Hope College Theatre has received two national awards from the Kennedy Center American College Theatre Festival (KCACTF) for its production of Larissa FastHorse’s “The Thanksgiving Play.”
The Department of Theatre received a Kennedy Center Citizen Artist Award, and junior Lisbeth Franzon of Whitehall was honored for Special Achievement in Stage Management for her work on the play. The two awards will be presented during a virtual ceremony on Saturday, May 22.
As described by the KCACTF, “The Kennedy Center Citizen Artist Awards recognize programs in higher education using theatrical production to promote long-term societal impact through an artistic lens, to encourage empathetic exploration of the complex cultural and physical world, and to advocate for justice on campus and throughout the world.”
The plays chosen for recognition were selected from among 90 productions viewed during the KCACTF’s eight regional festivals. “The Thanksgiving Play” was previously one of only five productions that were selected for presentation during this year’s Region 3 festival, which was held on Wednesday-Saturday, Jan. 6-9. This year’s regional festivals were also held virtually because of the pandemic, and Hope presented a recorded version of its production of the play, which normally would have been staged live at the regional event.
Productions and individuals are receiving national awards in about 20 categories, including not only stage management but areas ranging from costume design, to performance, to directing, to choreography, to original music composition.
“We are so proud of our student Lisbeth and the entire cast, crew, and creative team of ‘The Thanksgiving Play,’” said Michelle Bombe, who is a professor of theatre and department chair at Hope. “The Citizen Artist Award is very special to us as we are keenly aware of the theatre’s role to help us learn empathy, to ask big questions, and to tell all the stories and not just those of the white majority. Theatre can uniquely offer an experience that can speak to cultural issues that our students need to navigate.”
“The Thanksgiving Play” is a comedy about four white Americans trying to be as respectful and woke as possible on the matter of Native American history. Preparing a Thanksgiving play for elementary school children, with a grant specifically intended to highlight the American Indian experience, the characters demonstrate how inadequate their own education in and knowledge of the historical truth of the holiday and Native American culture actually are.
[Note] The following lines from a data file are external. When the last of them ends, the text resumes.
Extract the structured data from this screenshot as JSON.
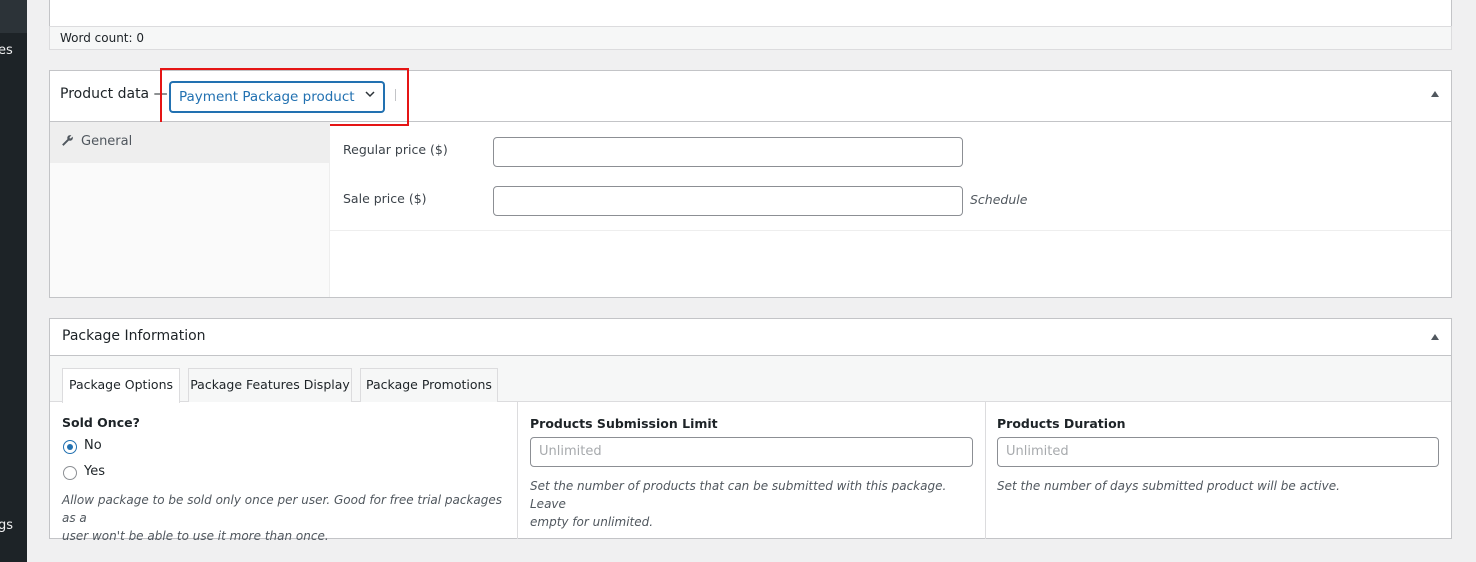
{
  "sidebar": {
    "fragment_top": "es",
    "fragment_bottom": "gs"
  },
  "editor": {
    "word_count": "Word count: 0"
  },
  "product_data": {
    "title": "Product data —",
    "type_select": "Payment Package product",
    "tabs": [
      {
        "label": "General",
        "icon": "wrench-icon"
      }
    ],
    "regular_price_label": "Regular price ($)",
    "sale_price_label": "Sale price ($)",
    "schedule_link": "Schedule",
    "colors": {
      "highlight": "#e51515",
      "accent": "#2271b1"
    }
  },
  "package_info": {
    "title": "Package Information",
    "tabs": [
      "Package Options",
      "Package Features Display",
      "Package Promotions"
    ],
    "sold_once": {
      "title": "Sold Once?",
      "options": [
        "No",
        "Yes"
      ],
      "selected": "No",
      "description": "Allow package to be sold only once per user. Good for free trial packages as a user won't be able to use it more than once.",
      "description_line1": "Allow package to be sold only once per user. Good for free trial packages as a",
      "description_line2": "user won't be able to use it more than once."
    },
    "submission_limit": {
      "title": "Products Submission Limit",
      "placeholder": "Unlimited",
      "description_line1": "Set the number of products that can be submitted with this package. Leave",
      "description_line2": "empty for unlimited."
    },
    "duration": {
      "title": "Products Duration",
      "placeholder": "Unlimited",
      "description": "Set the number of days submitted product will be active."
    }
  }
}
The Department of Theatre had presented production at Hope on Friday and Saturday, Oct. 30-31, and Thursday-Saturday, Nov. 5-7, via livestream due to the pandemic.
The college’s production was directed by Richard Perez, assistant professor of theatre. In addition to Perez, the production team included Michelle Bombe as costume designer, and assistant professor Eric Van Tassell as scenery and lighting designer. Staff members Ken Chamberlain and Stephen Krebs served as sound designer and technical director, respectively. Several students also served on the production team: stage manager, junior Lisbeth Franzon of Whitehall; assistant stage managers, freshmen Lydia Konings of Milwaukee, Wisconsin, and Rachel Scott of Clarkston; properties director, freshman Erin Bodenbender of Holland; assistant sound designer, senior Madison Meeron of Oxford; assistant costume designer, freshman Cherokee Bauer of Tucson, Arizona; dramaturgical boards, junior Emma Clark of Dewitt and sophomore Annika Dekker of Grand Rapids; property technicians, freshman Carole Chee of Grand Rapids and senior Tim Embertson of Lake City; and sound board operators, senior Emily King of South Bend, Indiana, and junior Emma Walilko of Wake Forest, North Carolina. The cast included freshman Cecilia Casper of Eden Prairie, Minnesota; sophomore Adam Chamness of Holland; freshman Grant McKenzie of Western Springs, Illinois; and sophomore Katy Smith of Plymouth, Indiana.
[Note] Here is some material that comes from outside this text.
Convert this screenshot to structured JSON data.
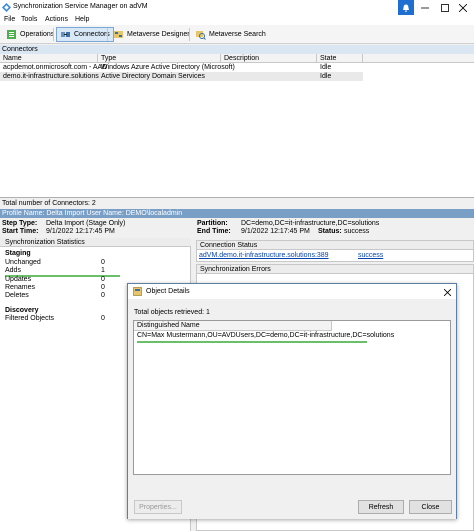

The KCACTF is a national program designed to encourage excellence in college and university theatre in the United States. Started in 1969, the program involves 18,000 students from more than 600 academic institutions throughout the country.
In addition to having been selected for presentation during January’s Region 3 festival, the college’s presentation of “The Thanksgiving Play” co-received the regional festival’s Golden Keyboard Award given for outstanding safety and ingenuity of production during the pandemic, sharing the honor with the invited production from the University of Toledo. Also during the regional festival, senior Madison Meeron of Oxford was selected as a finalist for the Musical Theatre Intensive Program and presented “When I look at You” from “The Scarlet Pimpernel” in a virtual performance that was livestreamed for all of the conference attendees; and 2020 graduate Kathryn Joachim of Dearborn was selected as an Irene Ryan Scholarship Audition semi-finalist for her role in February 2020 as Sister Aloysius in the college’s production of “Doubt.”